◆ PROBLEM TO WORK ON: Please repeat every entry exactly as written, but skip the pictures.

◆ Data extracted from a collection:

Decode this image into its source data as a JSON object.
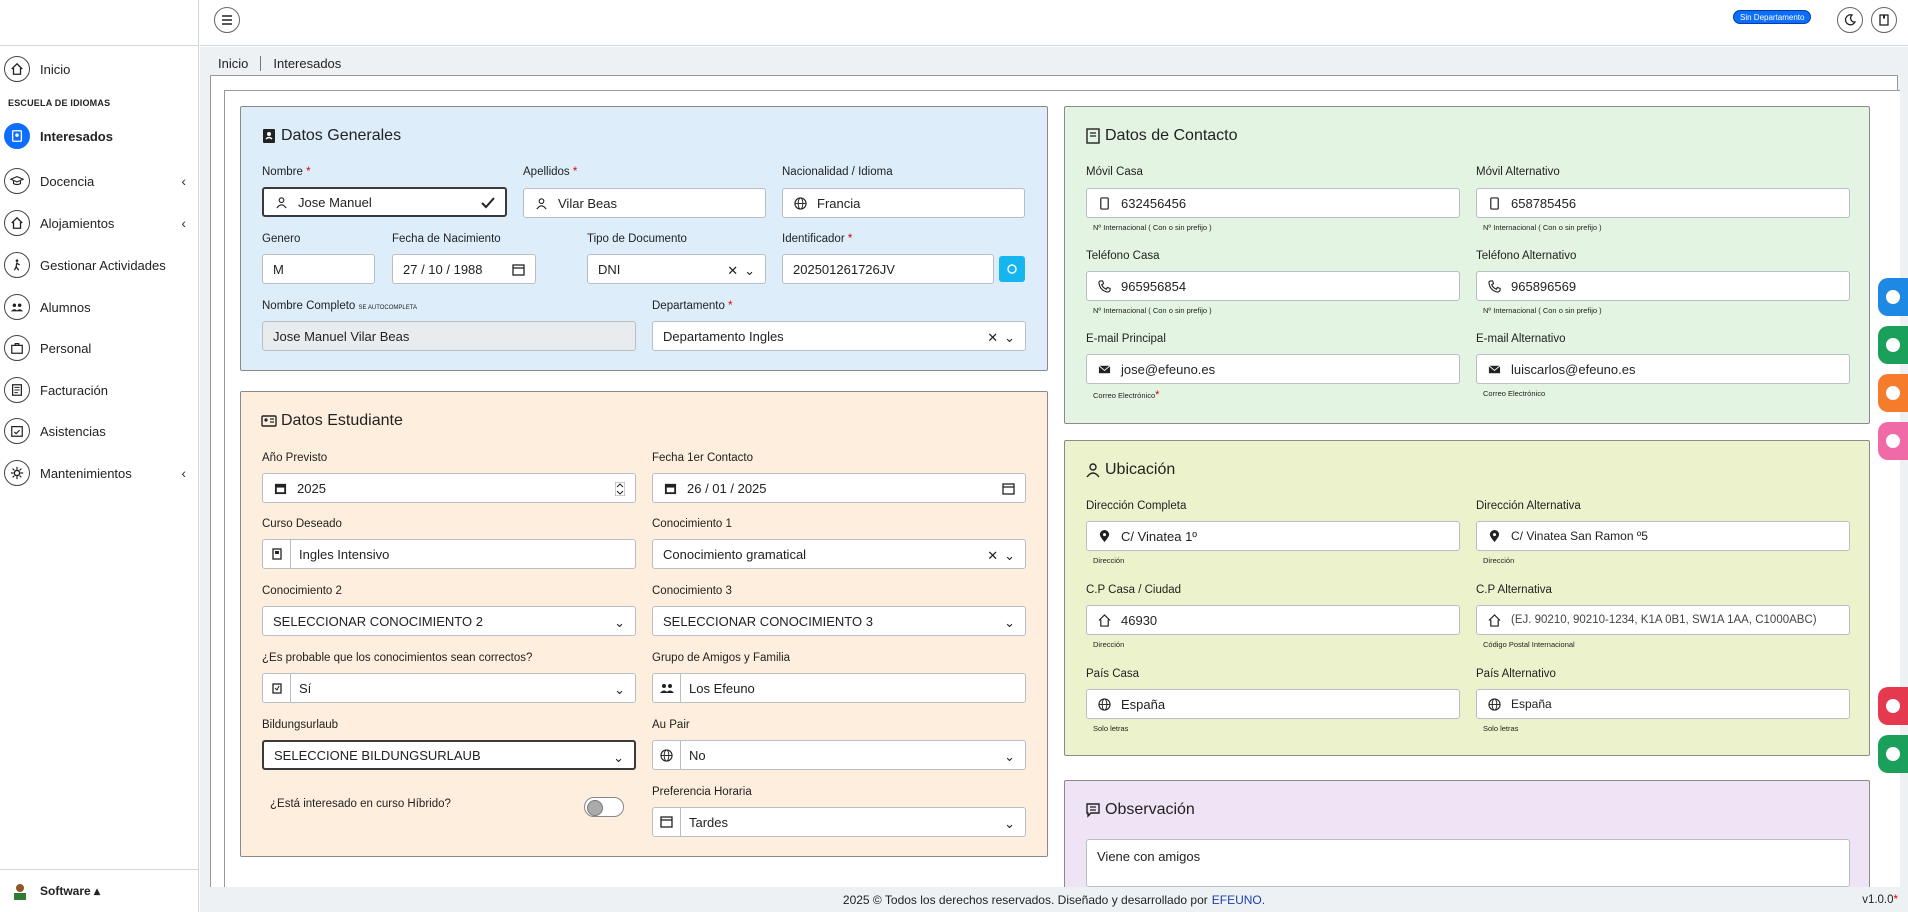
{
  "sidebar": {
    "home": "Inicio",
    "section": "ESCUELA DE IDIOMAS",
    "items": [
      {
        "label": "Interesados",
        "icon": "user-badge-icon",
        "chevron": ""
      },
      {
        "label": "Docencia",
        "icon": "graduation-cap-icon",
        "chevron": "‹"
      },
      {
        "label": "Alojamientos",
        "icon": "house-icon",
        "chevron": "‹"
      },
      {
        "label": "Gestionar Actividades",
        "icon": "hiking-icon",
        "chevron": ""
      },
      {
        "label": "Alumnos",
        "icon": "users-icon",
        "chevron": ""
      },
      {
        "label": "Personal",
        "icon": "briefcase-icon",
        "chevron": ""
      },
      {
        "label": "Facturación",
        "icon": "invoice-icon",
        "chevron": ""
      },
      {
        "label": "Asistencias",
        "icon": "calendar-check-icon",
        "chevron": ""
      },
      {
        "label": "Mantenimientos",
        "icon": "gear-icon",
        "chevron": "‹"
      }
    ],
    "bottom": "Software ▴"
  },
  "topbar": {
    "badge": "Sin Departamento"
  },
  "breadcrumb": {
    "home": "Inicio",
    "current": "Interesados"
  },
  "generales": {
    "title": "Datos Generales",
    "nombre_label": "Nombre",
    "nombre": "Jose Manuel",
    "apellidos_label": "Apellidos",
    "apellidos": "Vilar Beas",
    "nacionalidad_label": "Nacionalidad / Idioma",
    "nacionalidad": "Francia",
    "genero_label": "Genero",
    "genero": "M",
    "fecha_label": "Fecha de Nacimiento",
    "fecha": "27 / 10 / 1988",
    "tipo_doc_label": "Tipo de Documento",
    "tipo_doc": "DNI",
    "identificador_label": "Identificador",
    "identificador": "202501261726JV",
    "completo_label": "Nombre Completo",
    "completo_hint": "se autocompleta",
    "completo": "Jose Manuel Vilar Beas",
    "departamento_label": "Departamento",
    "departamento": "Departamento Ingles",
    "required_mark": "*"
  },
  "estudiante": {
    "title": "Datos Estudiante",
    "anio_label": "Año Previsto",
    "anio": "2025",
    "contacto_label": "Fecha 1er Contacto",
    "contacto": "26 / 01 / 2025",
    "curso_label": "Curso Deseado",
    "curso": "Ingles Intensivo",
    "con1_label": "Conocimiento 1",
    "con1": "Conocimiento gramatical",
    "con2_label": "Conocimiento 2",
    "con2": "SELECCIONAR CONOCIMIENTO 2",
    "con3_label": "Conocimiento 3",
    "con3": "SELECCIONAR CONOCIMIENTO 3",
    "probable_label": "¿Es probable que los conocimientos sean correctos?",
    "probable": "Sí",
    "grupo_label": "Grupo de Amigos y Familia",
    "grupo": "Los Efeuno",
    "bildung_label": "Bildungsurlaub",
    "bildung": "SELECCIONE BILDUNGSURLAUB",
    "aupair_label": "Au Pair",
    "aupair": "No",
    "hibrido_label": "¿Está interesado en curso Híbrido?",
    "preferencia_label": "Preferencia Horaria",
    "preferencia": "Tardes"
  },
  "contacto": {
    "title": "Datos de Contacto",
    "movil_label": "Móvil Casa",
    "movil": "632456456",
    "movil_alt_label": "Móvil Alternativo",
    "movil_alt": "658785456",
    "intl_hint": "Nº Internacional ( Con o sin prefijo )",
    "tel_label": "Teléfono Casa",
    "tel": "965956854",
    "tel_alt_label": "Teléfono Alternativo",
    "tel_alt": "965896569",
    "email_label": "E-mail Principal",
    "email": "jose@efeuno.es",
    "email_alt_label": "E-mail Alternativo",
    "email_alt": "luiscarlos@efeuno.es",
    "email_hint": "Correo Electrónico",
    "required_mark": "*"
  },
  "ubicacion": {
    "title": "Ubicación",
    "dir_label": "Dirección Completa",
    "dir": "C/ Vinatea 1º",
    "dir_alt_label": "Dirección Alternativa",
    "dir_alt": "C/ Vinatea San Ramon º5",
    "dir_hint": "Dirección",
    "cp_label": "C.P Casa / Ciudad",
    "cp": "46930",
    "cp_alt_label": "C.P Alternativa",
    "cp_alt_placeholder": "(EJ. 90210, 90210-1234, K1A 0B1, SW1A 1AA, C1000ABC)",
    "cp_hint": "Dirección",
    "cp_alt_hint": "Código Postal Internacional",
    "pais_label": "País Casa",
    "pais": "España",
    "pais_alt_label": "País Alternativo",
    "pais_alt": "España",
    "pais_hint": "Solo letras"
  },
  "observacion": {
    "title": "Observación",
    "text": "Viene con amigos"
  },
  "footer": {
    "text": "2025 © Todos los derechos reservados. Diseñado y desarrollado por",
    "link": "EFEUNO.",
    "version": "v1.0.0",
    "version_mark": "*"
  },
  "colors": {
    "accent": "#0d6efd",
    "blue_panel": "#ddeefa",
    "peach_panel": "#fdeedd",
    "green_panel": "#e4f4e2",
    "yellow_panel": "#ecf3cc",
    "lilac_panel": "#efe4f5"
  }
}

◆ TASK OUTPUT:
Decode this image into its source data as a JSON object.
{
  "sidebar": {
    "home": "Inicio",
    "section": "ESCUELA DE IDIOMAS",
    "items": [
      {
        "label": "Interesados",
        "icon": "user-badge-icon",
        "chevron": ""
      },
      {
        "label": "Docencia",
        "icon": "graduation-cap-icon",
        "chevron": "‹"
      },
      {
        "label": "Alojamientos",
        "icon": "house-icon",
        "chevron": "‹"
      },
      {
        "label": "Gestionar Actividades",
        "icon": "hiking-icon",
        "chevron": ""
      },
      {
        "label": "Alumnos",
        "icon": "users-icon",
        "chevron": ""
      },
      {
        "label": "Personal",
        "icon": "briefcase-icon",
        "chevron": ""
      },
      {
        "label": "Facturación",
        "icon": "invoice-icon",
        "chevron": ""
      },
      {
        "label": "Asistencias",
        "icon": "calendar-check-icon",
        "chevron": ""
      },
      {
        "label": "Mantenimientos",
        "icon": "gear-icon",
        "chevron": "‹"
      }
    ],
    "bottom": "Software ▴"
  },
  "topbar": {
    "badge": "Sin Departamento"
  },
  "breadcrumb": {
    "home": "Inicio",
    "current": "Interesados"
  },
  "generales": {
    "title": "Datos Generales",
    "nombre_label": "Nombre",
    "nombre": "Jose Manuel",
    "apellidos_label": "Apellidos",
    "apellidos": "Vilar Beas",
    "nacionalidad_label": "Nacionalidad / Idioma",
    "nacionalidad": "Francia",
    "genero_label": "Genero",
    "genero": "M",
    "fecha_label": "Fecha de Nacimiento",
    "fecha": "27 / 10 / 1988",
    "tipo_doc_label": "Tipo de Documento",
    "tipo_doc": "DNI",
    "identificador_label": "Identificador",
    "identificador": "202501261726JV",
    "completo_label": "Nombre Completo",
    "completo_hint": "se autocompleta",
    "completo": "Jose Manuel Vilar Beas",
    "departamento_label": "Departamento",
    "departamento": "Departamento Ingles",
    "required_mark": "*"
  },
  "estudiante": {
    "title": "Datos Estudiante",
    "anio_label": "Año Previsto",
    "anio": "2025",
    "contacto_label": "Fecha 1er Contacto",
    "contacto": "26 / 01 / 2025",
    "curso_label": "Curso Deseado",
    "curso": "Ingles Intensivo",
    "con1_label": "Conocimiento 1",
    "con1": "Conocimiento gramatical",
    "con2_label": "Conocimiento 2",
    "con2": "SELECCIONAR CONOCIMIENTO 2",
    "con3_label": "Conocimiento 3",
    "con3": "SELECCIONAR CONOCIMIENTO 3",
    "probable_label": "¿Es probable que los conocimientos sean correctos?",
    "probable": "Sí",
    "grupo_label": "Grupo de Amigos y Familia",
    "grupo": "Los Efeuno",
    "bildung_label": "Bildungsurlaub",
    "bildung": "SELECCIONE BILDUNGSURLAUB",
    "aupair_label": "Au Pair",
    "aupair": "No",
    "hibrido_label": "¿Está interesado en curso Híbrido?",
    "preferencia_label": "Preferencia Horaria",
    "preferencia": "Tardes"
  },
  "contacto": {
    "title": "Datos de Contacto",
    "movil_label": "Móvil Casa",
    "movil": "632456456",
    "movil_alt_label": "Móvil Alternativo",
    "movil_alt": "658785456",
    "intl_hint": "Nº Internacional ( Con o sin prefijo )",
    "tel_label": "Teléfono Casa",
    "tel": "965956854",
    "tel_alt_label": "Teléfono Alternativo",
    "tel_alt": "965896569",
    "email_label": "E-mail Principal",
    "email": "jose@efeuno.es",
    "email_alt_label": "E-mail Alternativo",
    "email_alt": "luiscarlos@efeuno.es",
    "email_hint": "Correo Electrónico",
    "required_mark": "*"
  },
  "ubicacion": {
    "title": "Ubicación",
    "dir_label": "Dirección Completa",
    "dir": "C/ Vinatea 1º",
    "dir_alt_label": "Dirección Alternativa",
    "dir_alt": "C/ Vinatea San Ramon º5",
    "dir_hint": "Dirección",
    "cp_label": "C.P Casa / Ciudad",
    "cp": "46930",
    "cp_alt_label": "C.P Alternativa",
    "cp_alt_placeholder": "(EJ. 90210, 90210-1234, K1A 0B1, SW1A 1AA, C1000ABC)",
    "cp_hint": "Dirección",
    "cp_alt_hint": "Código Postal Internacional",
    "pais_label": "País Casa",
    "pais": "España",
    "pais_alt_label": "País Alternativo",
    "pais_alt": "España",
    "pais_hint": "Solo letras"
  },
  "observacion": {
    "title": "Observación",
    "text": "Viene con amigos"
  },
  "footer": {
    "text": "2025 © Todos los derechos reservados. Diseñado y desarrollado por",
    "link": "EFEUNO.",
    "version": "v1.0.0",
    "version_mark": "*"
  },
  "colors": {
    "accent": "#0d6efd",
    "blue_panel": "#ddeefa",
    "peach_panel": "#fdeedd",
    "green_panel": "#e4f4e2",
    "yellow_panel": "#ecf3cc",
    "lilac_panel": "#efe4f5"
  }
}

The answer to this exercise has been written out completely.